“After getting out of Navy boot camp at Great Lakes in 1949 I was assigned to the naval base at Charleston, S.C. I was a 3rd Class Petty Officer,” Roth said. “I was assigned to a destroyer tender in Charleston Harbor. When the Korean War started in June 1950 It was our job to put the World War II destroyers back in service.”
Most of their off time was spent checking out the sights around Charleston.
After a three year hitch in the Navy, which President Harry Truman, extended for an extra year, Roth joined the Navy Reserve. For the next 23 yeas, until 1985, he spent much of his time on the weekends with the Underwater Demolition Teams, who became Seals, at their base at Little Creek, Va.
“At Little Creek in the Reserves I worked with the Naval Amphibious Base. I was involved in undersea warfare. We did a lot of listening with SONAR buoys.”
In civilian life Roth was a mailman in Baltimore. For 30 years he worked for the U.S. Post Office walking 20 miles a day, five days a week delivering mail door-to-door to folks. He retired in 1985.
He and his wife, Doris, moved to Englewood in 2004. The couple has five children Lou, Steven, Michael, Tina and Laurie.
Name: Louis Edgar Roth
D.O.B: 19 March 1927
Hometown: Baltimore, Md.
Currently: Englewood, Fla.
Entered Service: 23 May 1945
Discharged: 11 Oct. 1946
Rank: Private First Class
Unit: Company C, 33 Field Artillery, 1st Division
Commendations: World War II Victory Ribbon, Army of Occupation Medal – Germany
This story was first published in the Charlotte Sun newspaper, Port Charlotte, Fla. on Monday, July 20, 2015 and is republished with permission.
Click here to view the collection in the Library of Congress.
Click here to view the War Tales fan page on FaceBook.
Click here to search Veterans Records and to obtain information on retrieving lost commendations.

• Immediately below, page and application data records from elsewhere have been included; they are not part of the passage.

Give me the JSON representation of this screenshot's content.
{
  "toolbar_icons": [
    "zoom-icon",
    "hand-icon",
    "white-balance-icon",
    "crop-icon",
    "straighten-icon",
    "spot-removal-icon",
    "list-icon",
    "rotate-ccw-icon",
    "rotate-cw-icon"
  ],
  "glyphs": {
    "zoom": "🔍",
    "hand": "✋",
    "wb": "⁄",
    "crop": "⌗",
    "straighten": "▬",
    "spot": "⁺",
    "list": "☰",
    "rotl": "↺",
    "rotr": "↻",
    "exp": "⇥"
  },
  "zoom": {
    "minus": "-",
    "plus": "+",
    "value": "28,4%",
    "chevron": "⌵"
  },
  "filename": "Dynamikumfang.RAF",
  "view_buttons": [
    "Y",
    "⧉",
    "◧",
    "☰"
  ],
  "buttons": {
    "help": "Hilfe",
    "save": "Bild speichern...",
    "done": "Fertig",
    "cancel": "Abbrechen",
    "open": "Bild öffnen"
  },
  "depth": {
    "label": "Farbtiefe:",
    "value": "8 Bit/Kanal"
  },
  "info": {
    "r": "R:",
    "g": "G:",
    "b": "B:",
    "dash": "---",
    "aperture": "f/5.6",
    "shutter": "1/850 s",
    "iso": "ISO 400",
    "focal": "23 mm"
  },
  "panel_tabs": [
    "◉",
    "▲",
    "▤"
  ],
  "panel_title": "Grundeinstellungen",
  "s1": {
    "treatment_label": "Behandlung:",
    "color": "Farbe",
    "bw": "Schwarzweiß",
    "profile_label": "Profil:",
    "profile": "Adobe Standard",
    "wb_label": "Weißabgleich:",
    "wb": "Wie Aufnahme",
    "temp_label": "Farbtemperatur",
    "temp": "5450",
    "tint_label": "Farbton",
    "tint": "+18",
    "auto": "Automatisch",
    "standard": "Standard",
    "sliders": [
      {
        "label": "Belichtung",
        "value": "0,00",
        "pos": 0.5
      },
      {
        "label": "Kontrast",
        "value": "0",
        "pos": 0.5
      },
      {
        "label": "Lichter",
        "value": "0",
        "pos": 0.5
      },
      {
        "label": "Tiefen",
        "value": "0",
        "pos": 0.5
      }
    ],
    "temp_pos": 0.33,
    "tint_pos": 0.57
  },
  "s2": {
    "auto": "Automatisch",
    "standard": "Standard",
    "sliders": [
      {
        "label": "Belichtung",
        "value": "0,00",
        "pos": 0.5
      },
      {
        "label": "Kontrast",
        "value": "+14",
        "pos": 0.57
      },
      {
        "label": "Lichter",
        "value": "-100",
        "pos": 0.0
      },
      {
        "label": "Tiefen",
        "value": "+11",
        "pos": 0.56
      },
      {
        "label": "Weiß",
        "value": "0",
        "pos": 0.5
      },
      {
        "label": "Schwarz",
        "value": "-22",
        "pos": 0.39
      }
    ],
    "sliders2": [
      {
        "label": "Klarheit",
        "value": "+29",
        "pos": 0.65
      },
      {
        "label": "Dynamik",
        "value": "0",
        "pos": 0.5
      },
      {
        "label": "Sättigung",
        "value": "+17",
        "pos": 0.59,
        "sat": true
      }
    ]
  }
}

All rights reserved. This copyrighted material may not be republished without permission. Links are encouraged.